2020: A Year of Change
If I learned anything in 2020, it’s that everyone copes with things I know nothing about.
I discovered the beauty of grace. Giving others the grace of assuming they had good intentions, even when they reacted badly. I really appreciated the many opportunities to receive the support of others through so many challenges. So many of us sat on the verge of falling apart and yet, few people actually did.
This is a year when we can all congratulate each other.
Feeling Grateful for Adventure and Health
I feel so lucky.
My trips to a Mexican beach in January, to see the Lumineers in Toronto in March and our romantic spa weekend in Quebec in April seem like eras in a different lifetime.
Most of this year consisted of long walks in local parks, bike rides along the Verdun waterfront and last weekend’s adventure looking at the Christmas lights downtown and visiting an outdoor gallery in the Gay Village. It was a reminder that local travel can open up adventure, beauty and a look at a culture beyond my own just as much as any other trip when you have the attitude.
It was a good lesson to have now. As I get older, it will be possible to keep having adventures if I keep remembering to regularly travel outside my comfort zone.
Connecting to Others Virtually

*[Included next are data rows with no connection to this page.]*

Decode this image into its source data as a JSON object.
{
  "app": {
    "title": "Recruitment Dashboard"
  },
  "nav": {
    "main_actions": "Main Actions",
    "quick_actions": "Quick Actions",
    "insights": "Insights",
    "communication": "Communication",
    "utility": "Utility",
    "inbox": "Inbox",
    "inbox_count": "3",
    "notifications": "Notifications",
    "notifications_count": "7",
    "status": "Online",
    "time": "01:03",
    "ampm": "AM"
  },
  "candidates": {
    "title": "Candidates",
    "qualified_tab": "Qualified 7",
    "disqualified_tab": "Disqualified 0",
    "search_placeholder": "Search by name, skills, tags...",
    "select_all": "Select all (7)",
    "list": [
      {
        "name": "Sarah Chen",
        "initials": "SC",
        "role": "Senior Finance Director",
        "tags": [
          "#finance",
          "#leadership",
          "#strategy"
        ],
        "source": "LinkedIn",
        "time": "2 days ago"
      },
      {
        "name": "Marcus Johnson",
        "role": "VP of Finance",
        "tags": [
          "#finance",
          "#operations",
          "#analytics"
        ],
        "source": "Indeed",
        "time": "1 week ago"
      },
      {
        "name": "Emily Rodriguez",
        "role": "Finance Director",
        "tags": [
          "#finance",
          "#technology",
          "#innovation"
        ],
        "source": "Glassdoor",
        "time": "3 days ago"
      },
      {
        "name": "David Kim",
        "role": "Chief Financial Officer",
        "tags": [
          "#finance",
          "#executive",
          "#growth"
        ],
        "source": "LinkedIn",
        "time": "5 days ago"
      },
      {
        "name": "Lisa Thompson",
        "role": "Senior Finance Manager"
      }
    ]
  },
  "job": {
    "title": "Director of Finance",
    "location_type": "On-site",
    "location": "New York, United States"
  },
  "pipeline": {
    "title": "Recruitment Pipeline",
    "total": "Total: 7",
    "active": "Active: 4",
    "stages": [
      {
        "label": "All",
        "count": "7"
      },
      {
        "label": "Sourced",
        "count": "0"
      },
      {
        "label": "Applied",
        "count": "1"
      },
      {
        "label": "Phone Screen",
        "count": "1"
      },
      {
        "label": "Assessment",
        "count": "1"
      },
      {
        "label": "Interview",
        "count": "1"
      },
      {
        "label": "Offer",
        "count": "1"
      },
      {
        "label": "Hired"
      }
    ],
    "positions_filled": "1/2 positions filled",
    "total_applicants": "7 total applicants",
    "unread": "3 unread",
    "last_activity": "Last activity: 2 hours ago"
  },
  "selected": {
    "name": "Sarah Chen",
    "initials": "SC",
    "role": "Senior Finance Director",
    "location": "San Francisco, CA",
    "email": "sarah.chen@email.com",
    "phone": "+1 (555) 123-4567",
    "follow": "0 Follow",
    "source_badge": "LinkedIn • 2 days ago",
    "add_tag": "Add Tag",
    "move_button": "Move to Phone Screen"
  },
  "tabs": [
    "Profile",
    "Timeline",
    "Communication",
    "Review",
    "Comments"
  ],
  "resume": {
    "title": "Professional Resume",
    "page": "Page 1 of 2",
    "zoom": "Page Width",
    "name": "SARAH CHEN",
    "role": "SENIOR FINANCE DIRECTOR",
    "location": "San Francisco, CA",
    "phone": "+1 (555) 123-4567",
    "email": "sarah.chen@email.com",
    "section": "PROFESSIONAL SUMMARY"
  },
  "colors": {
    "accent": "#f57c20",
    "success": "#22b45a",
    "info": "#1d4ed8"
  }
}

From a work point of view, as someone who runs markets and writes, I was busier than ever in 2020. I attended several virtual business conference and meetups via Zoom, Go-to-Webinar, Facebook, Google Meets, Slack and Discord.
As online meeting tools became essential for business in 2020, they opened up possibilities for personal connection too. Some of the times I remember best were playing Fibbage online with my sisters, their husbands and our good friends.
These events allowed me to connect to distant family and friends.
They were almost as pleasant as playing games in a tent outside in the backyard with my husband and my two adult children and picnicking outside with colleagues and friends.
In fact, my friend Diana led me to read a fascinating story about researchers studying happiness. The quote I liked best came from University of British Columbia in Vancouver psychology professor Elizabeth Dunn.
“I think a potential upside of the pandemic is that it may renew our capacity to enjoy some of the pleasurable, little experiences that many of us, prior to COVID-19, probably took for granted.”
In addition to struggling to reset our culture with new pandemic mask and distancing styles, we also faced tragedies.
The deaths of George Floyd Jr. in May created a global Black Lives Matter movement that I hope will continue to resonate in the coming year.
Then in October, we all witnessed nurses insult Joyce Echaquan, an indigenous woman suffering in a Quebec hospital. I can only hope that her film and subsequent death triggers an Indigenous Lives Matter movement here in Canada.
Add her death to the loss of important global thinkers, like Ruth Bader Ginsberg and Richard Gwyn and Canadian legends who died and it’s clear that the world is a little less wonderful than it used to be. I think we’ll all miss journalists Allan Fotheringham and Christie Blatchford, games host Alex Trebek, blues legend Salome Bey, skier Rhona Wurtele, Rush drummer Neil Peart and politicians John Turner and John Crosbie.
This year also marked a decade since my mom died. To commemorate her memory, I participated in the Great Cycle Challenge, which got me exercising a lot in August.
Another first this year—participating in Nanowrimo, the national novel writers month. I attempted to write 50,000 words in a novel. Only wrote half that, but the experience was a good one and will be repeated in 2021.
During this global pandemic, I learned more than ever how important it is to eat seasonally, live locally, stay involved in your community, be kind and say sorry.
I became even more unapologetically Canadian.